* The next standard button is like the play button on your DVD, a little forward arrow. This simply allows you to view your video, or photos. You can flick through your media using the circle joystick device to the left of this button.
* The joystick as I refer to it has a few options, firstly quite simply left, right, up, down, and a central button to select. All these buttons have a separate purpose too if you select the central button it brings up a menu screen which allows the general left, right etc use. Otherwise the up position turns sound on or off when in video camera mode. The left button turns the flash on and off. The right button allows a timer in case you want to photo yourself. The button button allows for more artsy shots, slowing the frame rates down etc.
* One final point is a little slot to the left saying AV out, more on this in a jiffy.
When you use the menu button you can go through mode selection, for creative shots, or night/day photos. Megapixel size - from 1-7, I leave mine on 7. Image quality from Normal, Fine and Super fine; the camera comes set on fine, this increases or reduces the picture quantity, so go to Normal and you get over 400 photos on your card, go to super fine and you get just over 100. OSD information allows you select the options and icons you see on screen. My Cam allows you to alter your switch on image, and the sounds your camera makes when taking photos. Setup allows language selection, time and date options, and power down (if you accidentally leave the camera on).
So in a nutshell that's it.
This is as easy as pie, photo's are clear and sharp as are the video images. Sound is crystal clear. Taking a photograph of my Birdbath at the bottom of the garden, from upstairs I zoomed in several times, by the time I got to the most enhanced zoom image the photo looked like I was right next to the bird bath, but without the distortion you often get.
This whole photo video shooting lark really could not be easier, nice and simple without anything to baffle your mind.
TRANSFER OF PHOTOS

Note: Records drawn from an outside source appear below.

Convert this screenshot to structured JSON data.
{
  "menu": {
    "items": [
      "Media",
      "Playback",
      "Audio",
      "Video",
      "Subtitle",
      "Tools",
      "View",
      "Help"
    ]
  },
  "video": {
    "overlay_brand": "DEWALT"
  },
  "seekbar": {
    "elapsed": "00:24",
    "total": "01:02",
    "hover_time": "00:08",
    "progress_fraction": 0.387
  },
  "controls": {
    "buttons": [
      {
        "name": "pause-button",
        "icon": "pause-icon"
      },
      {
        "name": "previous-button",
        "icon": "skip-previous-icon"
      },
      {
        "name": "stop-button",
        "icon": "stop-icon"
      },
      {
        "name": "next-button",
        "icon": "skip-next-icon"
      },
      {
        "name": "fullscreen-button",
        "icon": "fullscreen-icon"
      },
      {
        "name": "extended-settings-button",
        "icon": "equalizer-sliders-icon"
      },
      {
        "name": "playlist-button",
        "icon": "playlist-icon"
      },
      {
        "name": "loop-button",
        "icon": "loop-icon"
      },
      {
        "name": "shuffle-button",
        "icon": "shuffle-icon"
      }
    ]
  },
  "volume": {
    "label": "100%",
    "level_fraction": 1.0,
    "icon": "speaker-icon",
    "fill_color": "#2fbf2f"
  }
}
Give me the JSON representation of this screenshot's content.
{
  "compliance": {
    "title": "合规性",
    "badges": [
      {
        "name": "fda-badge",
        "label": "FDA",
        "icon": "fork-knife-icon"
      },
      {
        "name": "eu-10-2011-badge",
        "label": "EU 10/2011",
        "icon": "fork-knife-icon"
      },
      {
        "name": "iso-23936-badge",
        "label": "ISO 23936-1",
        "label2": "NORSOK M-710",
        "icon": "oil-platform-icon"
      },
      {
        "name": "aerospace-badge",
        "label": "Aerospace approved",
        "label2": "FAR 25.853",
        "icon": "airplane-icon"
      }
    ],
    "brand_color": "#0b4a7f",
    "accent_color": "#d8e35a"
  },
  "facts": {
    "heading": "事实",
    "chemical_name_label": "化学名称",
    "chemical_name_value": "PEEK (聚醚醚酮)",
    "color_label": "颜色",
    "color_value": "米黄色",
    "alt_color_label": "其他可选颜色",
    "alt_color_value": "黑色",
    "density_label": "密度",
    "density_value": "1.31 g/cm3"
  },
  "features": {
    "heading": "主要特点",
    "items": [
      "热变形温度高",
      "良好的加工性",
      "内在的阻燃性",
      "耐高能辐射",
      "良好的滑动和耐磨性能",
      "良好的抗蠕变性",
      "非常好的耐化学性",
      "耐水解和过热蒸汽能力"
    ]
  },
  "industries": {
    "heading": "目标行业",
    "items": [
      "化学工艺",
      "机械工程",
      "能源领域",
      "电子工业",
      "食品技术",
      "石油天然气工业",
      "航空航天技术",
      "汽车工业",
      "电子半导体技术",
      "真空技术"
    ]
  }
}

You can transfer your photos two ways, either (if your pc has the option) remove your memory card and place it in the port and the images will come off this way. Alternately you can use the software and one of the leads provided with your Camera. Too move 200 images from the camera to your PC with the easy to use software takes about 4 minutes. The included software allows a certain amount of basic editing, but I'd suggest a photo suite of some kind for better image options.
OTHER FUNKY THINGS
You can obviously use the camera as a video camera but the leads that come with it allow you to connect to either a TV, DVD Recorder or VHS, or your PC. You can either play the video on the camera and it appears on the TV or you can literally connect it up and shoot live so all that your recording goes either straight on the TV or onto your recorder without using your memory card.
Connect your camera to your PC and it acts as a webcam, so for any of you wanting to create a home business this is all straight forward (WINK). The leads for all these options connect via the AC output I mentioned earlier.
AFTER READING THE INSTRUCTIONS
I'm rather proud of myself, other than technical terminology I covered everything. A section on reducing shutter speed, I never covered but I think this is something that is better for the user to discover and utilise.
I commend Samsung on making the camera a dream to work with, straightforward and highly durable (yes I dropped it). 30 minutes playing with this camera and you can have it down to a fine art. Everything is explained in the instruction book (should you need it) in painstaking detail.
At £129 I feel I have had a very good buy, and I for one am more than happy with my first adventure in MODERN digital photography.